Our home toilets are not waste bins for the disposal of care and hygiene products. Here’s what you shouldn’t clean in the bathroom.
Only three things can be flushed down the toilet: urine, feces, and toilet paper. In other words, human excrement, or the three elements: urine, feces and paper.
Sewer travel usually takes place in one of two directions. You pour water into the local sewer in your area or into a septic tank near your home.
Before reaching the local sewage treatment plant, the sewage passes through a screen of metal rods that filters out large objects and objects that enter the sewer.
From there, it all ends up in a sump where solids such as sand and gravel collected all the way down settle to the bottom.
These early cleaning units are also responsible for removing other washes.
Did you know that 50 percent of the insoluble materials in the sewer are paper towels from public restrooms, followed by 25 percent of baby wipes, and then a mixture of condoms, facial tissues, tampons, and other things?
Finally, after passing through the primary clarifiers, the wastewater continues the treatment process using aerotanks, new clarifiers and, in some cases, tertiary treatment plants, where it is decontaminated with chlorine and/or ultraviolet (UV) radiation.
Ultimately, in the most advanced wastewater treatment systems, we may have recycled water that can be used for agriculture or human consumption.
However, no sewer system is perfect. According to the World Health Organization (WHO), only 27% of the world’s population (about 1.9 billion people) use private sanitation facilities connected to sewers, from which wastewater is treated.
We’ve all made mistakes, and we can all change our daily habits. Even if it takes time. You just need to think twice before flushing the toilet.
Remember that by adopting a new behavior, you are reducing the amount of potentially harmful toxic substances and chemicals that interact with water and marine life.
When you flush these 20 items down the toilet, not only are you ruining your plumbing, you’re also polluting your local water supply.
Some of them are pretty obvious, but there are some that we think could be investigated but shouldn’t end up in the sewer system.
Teach your children to follow toilet rules. Do not flush the following items down the toilet:
- Paper towels
surprised? Don’t be. Yes, they look and feel like toilet paper, but they are not allowed in the toilet. Believe it or not, paper towels don’t have the same properties as toilet paper and don’t break down as easily in the drain.
- Cosmetic wipes
Wet wipes are one of the most difficult problems in modern sewerage systems. They are responsible for creating half of the world’s fat storage barriers, also known as body fat. Cosmetic wipes do not dissolve in water and have a very negative effect on the wastewater treatment process.
- Baby wipes
It is soft, delicate and gentle, but not biodegradable like toilet paper. And just because wet wipes are bad for kids doesn’t mean they won’t harm the environment. Baby wipes are non-biodegradable, so do not wash them.
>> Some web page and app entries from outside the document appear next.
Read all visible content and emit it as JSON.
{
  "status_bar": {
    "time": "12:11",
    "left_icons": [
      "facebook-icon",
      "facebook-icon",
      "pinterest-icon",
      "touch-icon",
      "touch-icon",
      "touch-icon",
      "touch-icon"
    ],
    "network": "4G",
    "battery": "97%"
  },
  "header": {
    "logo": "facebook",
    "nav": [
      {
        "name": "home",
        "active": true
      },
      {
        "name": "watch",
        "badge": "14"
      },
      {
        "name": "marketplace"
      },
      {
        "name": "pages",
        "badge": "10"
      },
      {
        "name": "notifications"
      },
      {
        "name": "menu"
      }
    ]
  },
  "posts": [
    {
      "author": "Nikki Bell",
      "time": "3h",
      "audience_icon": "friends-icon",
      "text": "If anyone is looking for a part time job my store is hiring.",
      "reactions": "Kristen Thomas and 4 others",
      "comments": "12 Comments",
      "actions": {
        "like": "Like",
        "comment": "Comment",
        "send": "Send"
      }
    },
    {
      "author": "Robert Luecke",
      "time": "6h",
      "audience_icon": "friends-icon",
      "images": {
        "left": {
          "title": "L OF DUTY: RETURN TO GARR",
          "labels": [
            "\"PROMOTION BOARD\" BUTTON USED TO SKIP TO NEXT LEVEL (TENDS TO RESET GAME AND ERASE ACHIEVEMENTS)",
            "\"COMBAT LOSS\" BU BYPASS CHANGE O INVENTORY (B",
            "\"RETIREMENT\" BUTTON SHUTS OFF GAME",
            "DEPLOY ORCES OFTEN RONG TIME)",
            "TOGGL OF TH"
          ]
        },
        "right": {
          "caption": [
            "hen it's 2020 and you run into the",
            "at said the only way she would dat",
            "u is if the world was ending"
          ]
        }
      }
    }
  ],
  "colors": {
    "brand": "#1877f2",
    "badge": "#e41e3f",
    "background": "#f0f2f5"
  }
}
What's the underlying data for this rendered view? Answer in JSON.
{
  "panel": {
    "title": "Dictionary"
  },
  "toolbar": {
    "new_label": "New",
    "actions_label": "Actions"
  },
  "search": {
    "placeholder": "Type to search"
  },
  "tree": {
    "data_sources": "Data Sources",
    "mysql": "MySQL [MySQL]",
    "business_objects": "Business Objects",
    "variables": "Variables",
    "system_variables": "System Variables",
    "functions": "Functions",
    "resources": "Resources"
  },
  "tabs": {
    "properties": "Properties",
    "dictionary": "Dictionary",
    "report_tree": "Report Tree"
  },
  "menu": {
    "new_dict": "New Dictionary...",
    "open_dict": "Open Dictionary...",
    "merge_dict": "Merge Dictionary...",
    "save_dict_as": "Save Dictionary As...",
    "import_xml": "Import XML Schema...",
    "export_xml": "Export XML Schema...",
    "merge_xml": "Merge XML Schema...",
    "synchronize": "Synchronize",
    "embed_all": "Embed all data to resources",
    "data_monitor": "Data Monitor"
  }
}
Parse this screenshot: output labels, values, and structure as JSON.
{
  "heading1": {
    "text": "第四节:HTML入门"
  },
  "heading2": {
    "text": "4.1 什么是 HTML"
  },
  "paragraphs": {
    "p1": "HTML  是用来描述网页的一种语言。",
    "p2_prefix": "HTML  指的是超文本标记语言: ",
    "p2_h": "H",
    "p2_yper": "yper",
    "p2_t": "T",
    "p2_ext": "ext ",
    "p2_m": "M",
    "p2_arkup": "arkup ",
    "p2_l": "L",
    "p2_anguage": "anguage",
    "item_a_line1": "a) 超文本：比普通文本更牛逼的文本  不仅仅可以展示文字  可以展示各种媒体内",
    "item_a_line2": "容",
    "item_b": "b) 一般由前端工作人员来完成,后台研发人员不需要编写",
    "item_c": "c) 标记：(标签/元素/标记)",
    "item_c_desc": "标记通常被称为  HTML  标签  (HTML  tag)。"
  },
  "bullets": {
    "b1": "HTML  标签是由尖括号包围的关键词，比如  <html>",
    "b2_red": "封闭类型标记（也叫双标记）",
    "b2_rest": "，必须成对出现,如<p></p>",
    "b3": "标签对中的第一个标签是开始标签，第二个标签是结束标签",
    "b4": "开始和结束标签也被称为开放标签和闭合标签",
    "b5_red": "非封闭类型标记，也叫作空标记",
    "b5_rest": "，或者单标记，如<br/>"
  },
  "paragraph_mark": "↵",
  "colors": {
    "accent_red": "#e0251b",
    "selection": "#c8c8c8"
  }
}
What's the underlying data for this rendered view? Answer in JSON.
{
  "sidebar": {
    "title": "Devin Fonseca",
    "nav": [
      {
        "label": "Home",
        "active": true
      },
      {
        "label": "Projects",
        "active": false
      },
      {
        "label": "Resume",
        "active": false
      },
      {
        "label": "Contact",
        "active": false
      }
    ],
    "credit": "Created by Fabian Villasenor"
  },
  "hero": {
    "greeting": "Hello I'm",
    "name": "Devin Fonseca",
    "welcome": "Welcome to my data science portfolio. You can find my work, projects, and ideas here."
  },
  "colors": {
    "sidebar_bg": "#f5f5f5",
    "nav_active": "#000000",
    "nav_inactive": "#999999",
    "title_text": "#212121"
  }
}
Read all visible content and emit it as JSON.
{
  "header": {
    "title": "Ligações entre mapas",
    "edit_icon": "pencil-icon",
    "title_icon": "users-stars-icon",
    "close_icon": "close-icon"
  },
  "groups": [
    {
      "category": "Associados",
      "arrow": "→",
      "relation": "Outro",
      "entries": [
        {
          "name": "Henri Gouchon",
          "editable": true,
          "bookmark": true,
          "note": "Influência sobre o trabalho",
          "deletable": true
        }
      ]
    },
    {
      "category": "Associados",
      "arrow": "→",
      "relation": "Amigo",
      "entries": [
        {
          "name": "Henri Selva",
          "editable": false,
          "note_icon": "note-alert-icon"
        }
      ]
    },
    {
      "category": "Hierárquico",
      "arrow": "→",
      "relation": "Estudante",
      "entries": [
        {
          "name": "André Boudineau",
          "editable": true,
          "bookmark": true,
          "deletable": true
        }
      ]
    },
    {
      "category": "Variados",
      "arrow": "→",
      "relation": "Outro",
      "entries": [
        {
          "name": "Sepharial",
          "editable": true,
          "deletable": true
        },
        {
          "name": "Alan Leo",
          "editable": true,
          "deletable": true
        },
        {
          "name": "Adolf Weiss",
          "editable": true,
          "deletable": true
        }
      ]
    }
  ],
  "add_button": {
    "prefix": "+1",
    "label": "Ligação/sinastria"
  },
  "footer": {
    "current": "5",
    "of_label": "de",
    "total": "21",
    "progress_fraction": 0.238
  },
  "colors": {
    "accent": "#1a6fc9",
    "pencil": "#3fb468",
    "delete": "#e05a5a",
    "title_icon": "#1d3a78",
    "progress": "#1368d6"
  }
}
Not only is it disgusting that they end up in public waterways, they are also not biodegradable. Latex causes serious sewage problems, so keep it a secret and throw it away.
Getting rid of feminine products has always been a problem for women. But this is also a problem with plumbing because it can quickly clog pipes. Roll up your tampons or sanitary pads and put them in a small sanitary bag, then throw them in the trash.
- Dental floss
Dental floss is usually made from Teflon or nylon. When washed, it mixes with wet wipes, paper towels, hair and other items, forming huge balls that clog pumps and drains.
- Contact lenses
Approximately 125 million people worldwide use contact lenses every day. As a result, the services are bombarded with billions of daily contacts every year. But few people know that throwing used lenses down the drain contributes to the creation of trillions of microplastics, which is one of the main environmental problems of our time.
- Cotton wool
They are small and flexible, clog drains and do not decompose quickly. Cotton swabs are the cause of many blockages in toilets.
Yes, there are still people who flush diapers down the toilet. And those who do this will clog the toilet in no time. To make matters worse, modern baby diapers are made from materials that expand on contact with water.
It is soft, gentle and absorbent